Website and app data records:
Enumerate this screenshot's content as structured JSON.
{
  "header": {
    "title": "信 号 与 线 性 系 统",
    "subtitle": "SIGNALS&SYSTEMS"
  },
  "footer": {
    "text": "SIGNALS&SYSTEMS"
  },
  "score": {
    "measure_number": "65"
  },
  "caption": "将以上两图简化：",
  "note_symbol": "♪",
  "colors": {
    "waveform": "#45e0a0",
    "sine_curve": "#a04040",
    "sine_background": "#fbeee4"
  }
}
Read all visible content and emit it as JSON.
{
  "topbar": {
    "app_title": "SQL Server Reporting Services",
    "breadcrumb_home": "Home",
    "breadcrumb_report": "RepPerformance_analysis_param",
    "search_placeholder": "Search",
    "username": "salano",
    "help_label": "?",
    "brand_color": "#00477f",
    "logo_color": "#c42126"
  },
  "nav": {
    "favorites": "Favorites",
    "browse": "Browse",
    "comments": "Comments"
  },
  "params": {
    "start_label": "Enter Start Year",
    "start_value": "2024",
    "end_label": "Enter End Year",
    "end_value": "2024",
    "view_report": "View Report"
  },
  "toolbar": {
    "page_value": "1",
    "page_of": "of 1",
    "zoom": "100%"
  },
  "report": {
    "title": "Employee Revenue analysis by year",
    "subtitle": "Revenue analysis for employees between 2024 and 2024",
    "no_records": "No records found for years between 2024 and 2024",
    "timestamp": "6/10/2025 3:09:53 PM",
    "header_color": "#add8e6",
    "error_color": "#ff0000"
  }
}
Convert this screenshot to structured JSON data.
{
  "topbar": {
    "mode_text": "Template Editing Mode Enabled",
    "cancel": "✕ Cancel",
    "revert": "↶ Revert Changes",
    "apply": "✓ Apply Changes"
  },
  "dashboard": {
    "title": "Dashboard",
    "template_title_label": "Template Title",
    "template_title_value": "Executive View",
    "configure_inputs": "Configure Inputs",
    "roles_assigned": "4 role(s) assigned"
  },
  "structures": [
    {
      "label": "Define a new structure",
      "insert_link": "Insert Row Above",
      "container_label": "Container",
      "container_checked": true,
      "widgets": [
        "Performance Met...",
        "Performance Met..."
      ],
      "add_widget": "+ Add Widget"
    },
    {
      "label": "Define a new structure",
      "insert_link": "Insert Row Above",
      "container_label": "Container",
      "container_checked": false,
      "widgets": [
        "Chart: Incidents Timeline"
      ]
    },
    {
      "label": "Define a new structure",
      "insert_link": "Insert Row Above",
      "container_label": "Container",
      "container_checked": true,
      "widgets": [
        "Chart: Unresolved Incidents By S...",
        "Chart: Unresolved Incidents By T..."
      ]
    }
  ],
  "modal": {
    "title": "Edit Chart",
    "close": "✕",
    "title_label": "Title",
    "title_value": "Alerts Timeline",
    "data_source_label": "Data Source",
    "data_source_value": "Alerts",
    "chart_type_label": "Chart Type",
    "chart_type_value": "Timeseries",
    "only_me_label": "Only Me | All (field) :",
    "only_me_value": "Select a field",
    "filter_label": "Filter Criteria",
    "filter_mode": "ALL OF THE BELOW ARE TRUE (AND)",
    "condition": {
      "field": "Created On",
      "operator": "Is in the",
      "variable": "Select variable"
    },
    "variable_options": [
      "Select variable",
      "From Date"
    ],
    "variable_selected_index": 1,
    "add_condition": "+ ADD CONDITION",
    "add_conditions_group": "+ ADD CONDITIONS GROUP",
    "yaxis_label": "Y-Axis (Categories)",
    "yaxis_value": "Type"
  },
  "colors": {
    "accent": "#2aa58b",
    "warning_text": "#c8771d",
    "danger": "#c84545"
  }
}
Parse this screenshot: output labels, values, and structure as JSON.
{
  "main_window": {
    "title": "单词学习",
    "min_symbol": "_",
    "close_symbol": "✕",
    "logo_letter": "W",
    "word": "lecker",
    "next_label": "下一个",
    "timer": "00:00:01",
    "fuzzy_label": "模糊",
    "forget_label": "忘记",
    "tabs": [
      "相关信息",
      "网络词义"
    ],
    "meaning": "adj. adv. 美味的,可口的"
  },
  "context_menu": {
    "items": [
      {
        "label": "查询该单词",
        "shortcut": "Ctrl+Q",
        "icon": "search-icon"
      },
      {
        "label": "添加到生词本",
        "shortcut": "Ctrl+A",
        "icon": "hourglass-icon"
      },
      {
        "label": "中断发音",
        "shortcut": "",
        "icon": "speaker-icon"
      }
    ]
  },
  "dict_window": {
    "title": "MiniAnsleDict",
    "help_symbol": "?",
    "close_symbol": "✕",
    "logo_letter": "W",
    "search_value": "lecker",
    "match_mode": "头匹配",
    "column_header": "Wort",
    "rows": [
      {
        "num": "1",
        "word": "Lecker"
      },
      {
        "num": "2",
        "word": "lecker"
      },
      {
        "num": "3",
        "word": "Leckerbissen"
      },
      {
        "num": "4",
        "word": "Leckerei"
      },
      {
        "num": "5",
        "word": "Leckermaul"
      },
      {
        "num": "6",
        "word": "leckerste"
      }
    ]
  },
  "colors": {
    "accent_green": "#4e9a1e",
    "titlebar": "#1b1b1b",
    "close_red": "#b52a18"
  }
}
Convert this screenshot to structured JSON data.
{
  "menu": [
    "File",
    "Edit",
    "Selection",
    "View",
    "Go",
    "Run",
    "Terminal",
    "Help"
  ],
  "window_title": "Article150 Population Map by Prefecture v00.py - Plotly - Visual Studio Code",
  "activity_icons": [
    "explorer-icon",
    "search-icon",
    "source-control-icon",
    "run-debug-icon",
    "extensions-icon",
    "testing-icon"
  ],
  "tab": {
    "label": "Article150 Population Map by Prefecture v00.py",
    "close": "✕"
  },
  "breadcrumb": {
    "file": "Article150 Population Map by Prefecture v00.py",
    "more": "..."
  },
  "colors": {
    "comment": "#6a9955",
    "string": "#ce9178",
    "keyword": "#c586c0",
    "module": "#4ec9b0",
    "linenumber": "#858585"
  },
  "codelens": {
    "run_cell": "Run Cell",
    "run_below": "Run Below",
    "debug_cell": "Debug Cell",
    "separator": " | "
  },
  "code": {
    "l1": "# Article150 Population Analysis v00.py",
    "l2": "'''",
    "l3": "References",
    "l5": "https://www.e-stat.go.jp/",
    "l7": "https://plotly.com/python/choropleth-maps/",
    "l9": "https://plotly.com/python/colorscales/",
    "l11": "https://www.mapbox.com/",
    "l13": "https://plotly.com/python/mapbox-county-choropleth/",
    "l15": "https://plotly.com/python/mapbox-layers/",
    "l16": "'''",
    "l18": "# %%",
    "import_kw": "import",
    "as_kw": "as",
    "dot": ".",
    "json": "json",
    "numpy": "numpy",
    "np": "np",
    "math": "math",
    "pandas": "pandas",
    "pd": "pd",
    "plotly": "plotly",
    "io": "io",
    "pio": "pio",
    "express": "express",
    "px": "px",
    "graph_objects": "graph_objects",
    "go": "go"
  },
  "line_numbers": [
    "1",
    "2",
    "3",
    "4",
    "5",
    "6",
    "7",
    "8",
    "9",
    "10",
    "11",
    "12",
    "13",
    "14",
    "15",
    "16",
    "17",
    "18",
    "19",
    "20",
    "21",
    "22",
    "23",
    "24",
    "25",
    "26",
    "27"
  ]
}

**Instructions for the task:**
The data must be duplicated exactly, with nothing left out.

**Written solution:**
Enumerate this screenshot's content as structured JSON.
{
  "header": {
    "title": "信 号 与 线 性 系 统",
    "subtitle": "SIGNALS&SYSTEMS"
  },
  "footer": {
    "text": "SIGNALS&SYSTEMS"
  },
  "score": {
    "measure_number": "65"
  },
  "caption": "将以上两图简化：",
  "note_symbol": "♪",
  "colors": {
    "waveform": "#45e0a0",
    "sine_curve": "#a04040",
    "sine_background": "#fbeee4"
  }
}
Read all visible content and emit it as JSON.
{
  "topbar": {
    "app_title": "SQL Server Reporting Services",
    "breadcrumb_home": "Home",
    "breadcrumb_report": "RepPerformance_analysis_param",
    "search_placeholder": "Search",
    "username": "salano",
    "help_label": "?",
    "brand_color": "#00477f",
    "logo_color": "#c42126"
  },
  "nav": {
    "favorites": "Favorites",
    "browse": "Browse",
    "comments": "Comments"
  },
  "params": {
    "start_label": "Enter Start Year",
    "start_value": "2024",
    "end_label": "Enter End Year",
    "end_value": "2024",
    "view_report": "View Report"
  },
  "toolbar": {
    "page_value": "1",
    "page_of": "of 1",
    "zoom": "100%"
  },
  "report": {
    "title": "Employee Revenue analysis by year",
    "subtitle": "Revenue analysis for employees between 2024 and 2024",
    "no_records": "No records found for years between 2024 and 2024",
    "timestamp": "6/10/2025 3:09:53 PM",
    "header_color": "#add8e6",
    "error_color": "#ff0000"
  }
}
Convert this screenshot to structured JSON data.
{
  "topbar": {
    "mode_text": "Template Editing Mode Enabled",
    "cancel": "✕ Cancel",
    "revert": "↶ Revert Changes",
    "apply": "✓ Apply Changes"
  },
  "dashboard": {
    "title": "Dashboard",
    "template_title_label": "Template Title",
    "template_title_value": "Executive View",
    "configure_inputs": "Configure Inputs",
    "roles_assigned": "4 role(s) assigned"
  },
  "structures": [
    {
      "label": "Define a new structure",
      "insert_link": "Insert Row Above",
      "container_label": "Container",
      "container_checked": true,
      "widgets": [
        "Performance Met...",
        "Performance Met..."
      ],
      "add_widget": "+ Add Widget"
    },
    {
      "label": "Define a new structure",
      "insert_link": "Insert Row Above",
      "container_label": "Container",
      "container_checked": false,
      "widgets": [
        "Chart: Incidents Timeline"
      ]
    },
    {
      "label": "Define a new structure",
      "insert_link": "Insert Row Above",
      "container_label": "Container",
      "container_checked": true,
      "widgets": [
        "Chart: Unresolved Incidents By S...",
        "Chart: Unresolved Incidents By T..."
      ]
    }
  ],
  "modal": {
    "title": "Edit Chart",
    "close": "✕",
    "title_label": "Title",
    "title_value": "Alerts Timeline",
    "data_source_label": "Data Source",
    "data_source_value": "Alerts",
    "chart_type_label": "Chart Type",
    "chart_type_value": "Timeseries",
    "only_me_label": "Only Me | All (field) :",
    "only_me_value": "Select a field",
    "filter_label": "Filter Criteria",
    "filter_mode": "ALL OF THE BELOW ARE TRUE (AND)",
    "condition": {
      "field": "Created On",
      "operator": "Is in the",
      "variable": "Select variable"
    },
    "variable_options": [
      "Select variable",
      "From Date"
    ],
    "variable_selected_index": 1,
    "add_condition": "+ ADD CONDITION",
    "add_conditions_group": "+ ADD CONDITIONS GROUP",
    "yaxis_label": "Y-Axis (Categories)",
    "yaxis_value": "Type"
  },
  "colors": {
    "accent": "#2aa58b",
    "warning_text": "#c8771d",
    "danger": "#c84545"
  }
}
Parse this screenshot: output labels, values, and structure as JSON.
{
  "main_window": {
    "title": "单词学习",
    "min_symbol": "_",
    "close_symbol": "✕",
    "logo_letter": "W",
    "word": "lecker",
    "next_label": "下一个",
    "timer": "00:00:01",
    "fuzzy_label": "模糊",
    "forget_label": "忘记",
    "tabs": [
      "相关信息",
      "网络词义"
    ],
    "meaning": "adj. adv. 美味的,可口的"
  },
  "context_menu": {
    "items": [
      {
        "label": "查询该单词",
        "shortcut": "Ctrl+Q",
        "icon": "search-icon"
      },
      {
        "label": "添加到生词本",
        "shortcut": "Ctrl+A",
        "icon": "hourglass-icon"
      },
      {
        "label": "中断发音",
        "shortcut": "",
        "icon": "speaker-icon"
      }
    ]
  },
  "dict_window": {
    "title": "MiniAnsleDict",
    "help_symbol": "?",
    "close_symbol": "✕",
    "logo_letter": "W",
    "search_value": "lecker",
    "match_mode": "头匹配",
    "column_header": "Wort",
    "rows": [
      {
        "num": "1",
        "word": "Lecker"
      },
      {
        "num": "2",
        "word": "lecker"
      },
      {
        "num": "3",
        "word": "Leckerbissen"
      },
      {
        "num": "4",
        "word": "Leckerei"
      },
      {
        "num": "5",
        "word": "Leckermaul"
      },
      {
        "num": "6",
        "word": "leckerste"
      }
    ]
  },
  "colors": {
    "accent_green": "#4e9a1e",
    "titlebar": "#1b1b1b",
    "close_red": "#b52a18"
  }
}
Convert this screenshot to structured JSON data.
{
  "menu": [
    "File",
    "Edit",
    "Selection",
    "View",
    "Go",
    "Run",
    "Terminal",
    "Help"
  ],
  "window_title": "Article150 Population Map by Prefecture v00.py - Plotly - Visual Studio Code",
  "activity_icons": [
    "explorer-icon",
    "search-icon",
    "source-control-icon",
    "run-debug-icon",
    "extensions-icon",
    "testing-icon"
  ],
  "tab": {
    "label": "Article150 Population Map by Prefecture v00.py",
    "close": "✕"
  },
  "breadcrumb": {
    "file": "Article150 Population Map by Prefecture v00.py",
    "more": "..."
  },
  "colors": {
    "comment": "#6a9955",
    "string": "#ce9178",
    "keyword": "#c586c0",
    "module": "#4ec9b0",
    "linenumber": "#858585"
  },
  "codelens": {
    "run_cell": "Run Cell",
    "run_below": "Run Below",
    "debug_cell": "Debug Cell",
    "separator": " | "
  },
  "code": {
    "l1": "# Article150 Population Analysis v00.py",
    "l2": "'''",
    "l3": "References",
    "l5": "https://www.e-stat.go.jp/",
    "l7": "https://plotly.com/python/choropleth-maps/",
    "l9": "https://plotly.com/python/colorscales/",
    "l11": "https://www.mapbox.com/",
    "l13": "https://plotly.com/python/mapbox-county-choropleth/",
    "l15": "https://plotly.com/python/mapbox-layers/",
    "l16": "'''",
    "l18": "# %%",
    "import_kw": "import",
    "as_kw": "as",
    "dot": ".",
    "json": "json",
    "numpy": "numpy",
    "np": "np",
    "math": "math",
    "pandas": "pandas",
    "pd": "pd",
    "plotly": "plotly",
    "io": "io",
    "pio": "pio",
    "express": "express",
    "px": "px",
    "graph_objects": "graph_objects",
    "go": "go"
  },
  "line_numbers": [
    "1",
    "2",
    "3",
    "4",
    "5",
    "6",
    "7",
    "8",
    "9",
    "10",
    "11",
    "12",
    "13",
    "14",
    "15",
    "16",
    "17",
    "18",
    "19",
    "20",
    "21",
    "22",
    "23",
    "24",
    "25",
    "26",
    "27"
  ]
}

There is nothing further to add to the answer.